Make as many words as you can with the letters below. All your words must be at least four letters long, and must also include the highlighted letter. What’s the nine-letter word?

SEE how many words you can make using the letters below. All your words must be at least 4 letters long, and must include the letter (change).

We found commonly used words, plus one 9-letter word. Can you do better?

Use each letter only once. But if there are e.g. two As, you can used them both.

Don’t count proper nouns such as April, Zeus, or Newcastle (pretty much anything that has to be spelled with a capital letter at the start), or acronyms like HMRC.

Don’t just add -S for plurals or third person singular verbs, e.g. CAT → CATS or SPEAK → SPEAKS.

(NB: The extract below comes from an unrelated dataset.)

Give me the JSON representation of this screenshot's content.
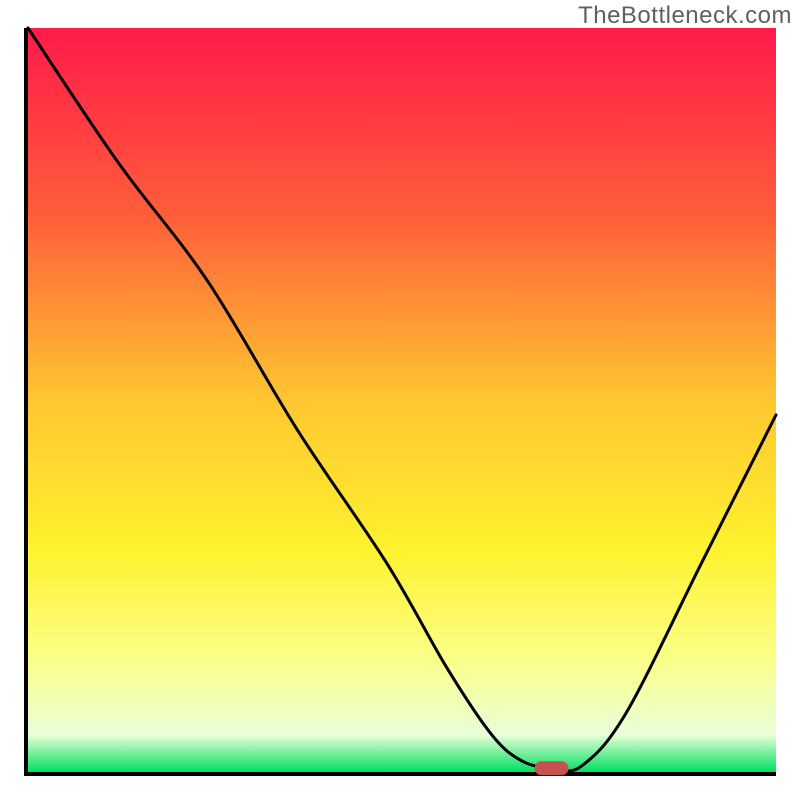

More Word Games
A word search game with a dash of strategy.
Guess these words letter by letter – before the cats are gone!
Do you know ‘well-worn route or habit’ (3 letters), and ‘naval officer’ (7 letters)?
Changing one letter at a time, see if you can start with PIG and finish with STY.
Find the magic letter that can change three words into three different ones.